Hello, Escapist readers! As part of our partnership with curation website Critical Distance, we'll be bringing you a weekly digest of the coolest games criticism, analysis and commentary from around the web. Let's hit it!
First up, from Kill Screen's Joshua Calixto we find a compelling look into the fighting game community which has emerged around Super Smash Bros Melee and Nintendo's resistance to acknowledging these hardcore players:
For [game director Masahiro Sakurai], Melee was more than a sequel, more than a game even. It was his idée fixe, his impossible ambition to create something infinitely deep and comfortably shallow at the same time. Now Melee has become his Pinkerton: A revitalized cult masterpiece, a bolt of lightning caught in a bottle, and the one puzzle piece that could fix everything... if it didn't already belong to another era.
While we're looking back, Play the Past's Angela R Cox asserts that by categorizing games as 'retro' (aesthetically or chronologically), we fundamentally change what they are:
That is, when we consider a text as a socially situated object, we find that as textual practices change around a material (or digital, in the case of code) object, the text itself changes as cultural perception and use of the text changes.
Switching gears to look forward, on Media Diversified, Jordan Minor foresees a convergence of the afrofuturism aesthetic movement and a new wave of racially diverse games:
"Afrofuturism is the intersection between technology, black cultures, the imagination, and liberation with a heavy dose of mysticism," says Ytasha L. Womack, author of Afrofuturism: The World of Black Sci-Fi and Fantasy Culture. "It is expressed through an array of genres including music and literature. It can also serve as the basis for critical theory around culture and/or race. It is a lens to see alternate realities through a black cultural lens." And it is particularly prevalent in literature like sci-fi/fantasy novels and comics books, gaming's geeky cousins.
[...] Adopting the aesthetic could also give games a chance to be at the forefront of black narratives, an area they are currently lagging behind in to say the least.
On the topic of emerging trends, but on the more commercial end of things, at Eurogamer the one and only Simon Parkin looks into a particular legal wrinkle in the growing world of Youtuber advertorials, in which some publishers or developers pay video producers for coverage.
Lastly, a big one: game developer Brendan Vance has released a 10,000-word tour-de-force on the intersections of games industry, consumerism, and spiritual wholeness. Summing it up could hardly do it justice, but here's a choice excerpt:
We have hereby come to prefer our 'content' the same way we prefer our pig feed: Smooth tasting, from an Ikea-branded trough.

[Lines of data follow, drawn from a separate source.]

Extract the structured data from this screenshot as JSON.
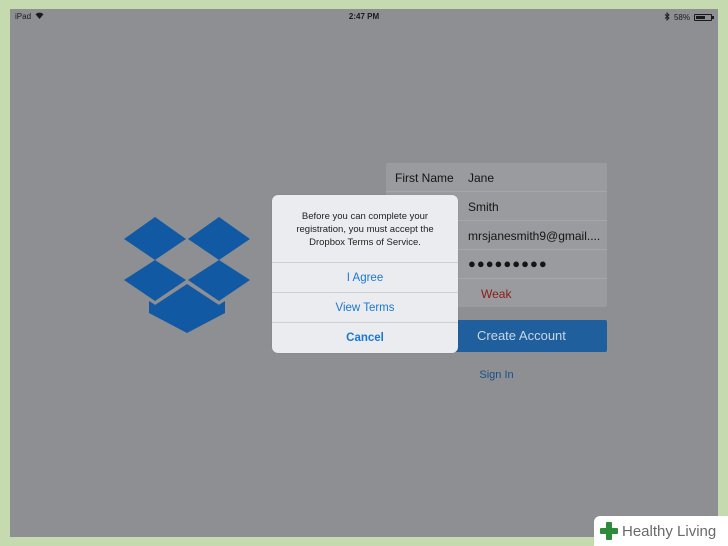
{
  "status_bar": {
    "device": "iPad",
    "time": "2:47 PM",
    "battery": "58%"
  },
  "form": {
    "first_name_label": "First Name",
    "first_name_value": "Jane",
    "last_name_value": "Smith",
    "email_value": "mrsjanesmith9@gmail....",
    "password_value": "●●●●●●●●●",
    "password_strength": "Weak"
  },
  "create_account_label": "Create Account",
  "sign_in_label": "Sign In",
  "alert": {
    "message": "Before you can complete your\nregistration, you must accept the\nDropbox Terms of Service.",
    "agree_label": "I Agree",
    "view_terms_label": "View Terms",
    "cancel_label": "Cancel"
  },
  "colors": {
    "overlay": "#8e8f92",
    "dropbox_blue": "#115aa3",
    "button_blue": "#1f5f9e",
    "alert_link": "#1a78d4",
    "weak_red": "#8c1b1b"
  },
  "watermark": "Healthy Living"
}
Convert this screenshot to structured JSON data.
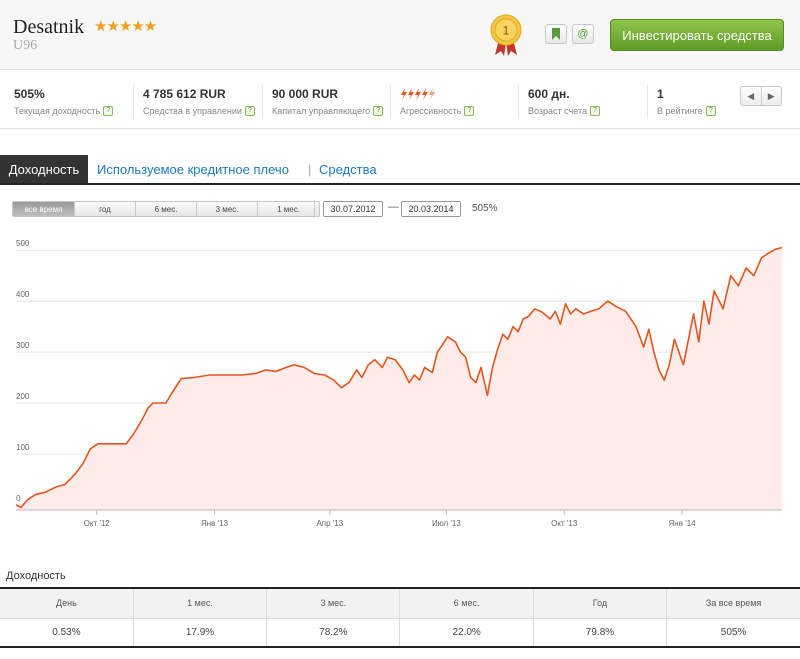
{
  "header": {
    "name": "Desatnik",
    "stars": "★★★★★",
    "subtitle": "U96",
    "medal_number": "1",
    "bookmark_icon": "bookmark-icon",
    "email_icon": "@",
    "invest_button": "Инвестировать средства"
  },
  "stats": [
    {
      "value": "505%",
      "label": "Текущая доходность"
    },
    {
      "value": "4 785 612 RUR",
      "label": "Средства в управлении"
    },
    {
      "value": "90 000 RUR",
      "label": "Капитал управляющего"
    },
    {
      "value": "",
      "label": "Агрессивность",
      "level": 4.5,
      "max": 5
    },
    {
      "value": "600 дн.",
      "label": "Возраст счета"
    },
    {
      "value": "1",
      "label": "В рейтинге"
    }
  ],
  "help_glyph": "?",
  "rating_nav": {
    "prev": "◀",
    "next": "▶"
  },
  "tabs": {
    "active": "Доходность",
    "items": [
      "Используемое кредитное плечо",
      "Средства"
    ],
    "separator": "|"
  },
  "range": {
    "buttons": [
      "все время",
      "год",
      "6 мес.",
      "3 мес.",
      "1 мес."
    ],
    "active_index": 0,
    "date_from": "30.07.2012",
    "date_to": "20.03.2014",
    "dash": "—",
    "percent": "505%"
  },
  "colors": {
    "line": "#e8541e",
    "fill": "#fdecea",
    "accent_green": "#6aa82f",
    "link": "#1a7bbf"
  },
  "chart_data": {
    "type": "area",
    "title": "",
    "xlabel": "",
    "ylabel": "",
    "ylim": [
      -10,
      520
    ],
    "yticks": [
      0,
      100,
      200,
      300,
      400,
      500
    ],
    "ytick_labels": [
      "0",
      "100",
      "200",
      "300",
      "400",
      "500"
    ],
    "xticks": [
      {
        "date": "2012-10-01",
        "label": "Окт '12"
      },
      {
        "date": "2013-01-01",
        "label": "Янв '13"
      },
      {
        "date": "2013-04-01",
        "label": "Апр '13"
      },
      {
        "date": "2013-07-01",
        "label": "Июл '13"
      },
      {
        "date": "2013-10-01",
        "label": "Окт '13"
      },
      {
        "date": "2014-01-01",
        "label": "Янв '14"
      }
    ],
    "xlim": [
      "2012-07-30",
      "2014-03-20"
    ],
    "grid": true,
    "series": [
      {
        "points": [
          [
            "2012-07-30",
            0
          ],
          [
            "2012-08-03",
            -5
          ],
          [
            "2012-08-08",
            10
          ],
          [
            "2012-08-14",
            20
          ],
          [
            "2012-08-22",
            25
          ],
          [
            "2012-08-30",
            35
          ],
          [
            "2012-09-06",
            40
          ],
          [
            "2012-09-14",
            60
          ],
          [
            "2012-09-20",
            80
          ],
          [
            "2012-09-26",
            110
          ],
          [
            "2012-10-02",
            120
          ],
          [
            "2012-10-12",
            120
          ],
          [
            "2012-10-24",
            120
          ],
          [
            "2012-10-30",
            140
          ],
          [
            "2012-11-06",
            170
          ],
          [
            "2012-11-10",
            190
          ],
          [
            "2012-11-14",
            200
          ],
          [
            "2012-11-24",
            200
          ],
          [
            "2012-11-30",
            225
          ],
          [
            "2012-12-06",
            248
          ],
          [
            "2012-12-16",
            250
          ],
          [
            "2012-12-28",
            255
          ],
          [
            "2013-01-10",
            255
          ],
          [
            "2013-01-22",
            255
          ],
          [
            "2013-02-02",
            258
          ],
          [
            "2013-02-10",
            265
          ],
          [
            "2013-02-18",
            262
          ],
          [
            "2013-02-26",
            270
          ],
          [
            "2013-03-04",
            275
          ],
          [
            "2013-03-12",
            270
          ],
          [
            "2013-03-20",
            258
          ],
          [
            "2013-03-28",
            255
          ],
          [
            "2013-04-04",
            245
          ],
          [
            "2013-04-10",
            230
          ],
          [
            "2013-04-16",
            240
          ],
          [
            "2013-04-22",
            265
          ],
          [
            "2013-04-26",
            250
          ],
          [
            "2013-05-01",
            275
          ],
          [
            "2013-05-06",
            285
          ],
          [
            "2013-05-12",
            270
          ],
          [
            "2013-05-16",
            290
          ],
          [
            "2013-05-22",
            285
          ],
          [
            "2013-05-28",
            265
          ],
          [
            "2013-06-02",
            240
          ],
          [
            "2013-06-06",
            255
          ],
          [
            "2013-06-10",
            245
          ],
          [
            "2013-06-14",
            270
          ],
          [
            "2013-06-20",
            260
          ],
          [
            "2013-06-24",
            300
          ],
          [
            "2013-06-28",
            315
          ],
          [
            "2013-07-02",
            330
          ],
          [
            "2013-07-08",
            320
          ],
          [
            "2013-07-12",
            300
          ],
          [
            "2013-07-16",
            290
          ],
          [
            "2013-07-20",
            250
          ],
          [
            "2013-07-24",
            240
          ],
          [
            "2013-07-28",
            270
          ],
          [
            "2013-08-02",
            215
          ],
          [
            "2013-08-06",
            270
          ],
          [
            "2013-08-10",
            305
          ],
          [
            "2013-08-14",
            335
          ],
          [
            "2013-08-18",
            325
          ],
          [
            "2013-08-22",
            350
          ],
          [
            "2013-08-26",
            340
          ],
          [
            "2013-08-30",
            365
          ],
          [
            "2013-09-03",
            370
          ],
          [
            "2013-09-08",
            385
          ],
          [
            "2013-09-14",
            378
          ],
          [
            "2013-09-20",
            365
          ],
          [
            "2013-09-24",
            380
          ],
          [
            "2013-09-28",
            355
          ],
          [
            "2013-10-02",
            395
          ],
          [
            "2013-10-06",
            375
          ],
          [
            "2013-10-10",
            385
          ],
          [
            "2013-10-16",
            375
          ],
          [
            "2013-10-22",
            380
          ],
          [
            "2013-10-28",
            385
          ],
          [
            "2013-11-04",
            400
          ],
          [
            "2013-11-10",
            390
          ],
          [
            "2013-11-18",
            380
          ],
          [
            "2013-11-26",
            350
          ],
          [
            "2013-12-02",
            310
          ],
          [
            "2013-12-06",
            345
          ],
          [
            "2013-12-10",
            300
          ],
          [
            "2013-12-14",
            265
          ],
          [
            "2013-12-18",
            245
          ],
          [
            "2013-12-22",
            275
          ],
          [
            "2013-12-26",
            325
          ],
          [
            "2014-01-02",
            275
          ],
          [
            "2014-01-06",
            325
          ],
          [
            "2014-01-10",
            375
          ],
          [
            "2014-01-14",
            320
          ],
          [
            "2014-01-18",
            400
          ],
          [
            "2014-01-22",
            355
          ],
          [
            "2014-01-26",
            420
          ],
          [
            "2014-02-02",
            385
          ],
          [
            "2014-02-08",
            450
          ],
          [
            "2014-02-14",
            430
          ],
          [
            "2014-02-20",
            465
          ],
          [
            "2014-02-26",
            450
          ],
          [
            "2014-03-04",
            485
          ],
          [
            "2014-03-10",
            495
          ],
          [
            "2014-03-15",
            502
          ],
          [
            "2014-03-20",
            505
          ]
        ]
      }
    ]
  },
  "returns": {
    "title": "Доходность",
    "headers": [
      "День",
      "1 мес.",
      "3 мес.",
      "6 мес.",
      "Год",
      "За все время"
    ],
    "values": [
      "0.53%",
      "17.9%",
      "78.2%",
      "22.0%",
      "79.8%",
      "505%"
    ]
  }
}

Think about how a 19th century philosopher like Hegel might regard the concept of 'replay value'. Would he commiserate with us about how the mind/spirit of romanticism just doesn't make for large enough murals? Or would we have to pull out a bunch of obscure 21st century English words just to explain to him what the hell we were talking about? It's important to realize that 'replay value' is not some timeless virtue sought by all media for all of history. It is a political viewpoint wrapped in a sales pitch perpetuated by people trying to improve the market position of their mass-produced entertainment products. By appropriating the word 'content', which denotes what we want, our intrepid capitalist marketers have steered us away from the conceptual, spiritual and artistic content Hegel envisions. All we want now is more stuff for a lower price.
When we observe today's class of small, broke, powerless game studios subsisting from tiny mobile project to tiny mobile project, we typically attribute their existence to an apathetic audience and/or soulless business executives. We neglect to notice how convenient our 'neutral third parties' might find it that these developers are incapable of renegotiating the royalties they pay or, say, founding a new 'ecosystem' of their own. Today we see Valve travelling in the same direction as Apple, and we wonder whether Gabe Newell can 'fix' the madhouse (sic). If you're Gabe Newell the madhouse is not broken.
Vance's essay covers a huge swath of topics, from filler missions in Assassin's Creed to larger economic realities which affect how we use and consume everything from games to Twitter. It's a long read, but definitely worth your time to go through the whole thing.
Want more? Be sure to swing over to Critical Distance to have your fill!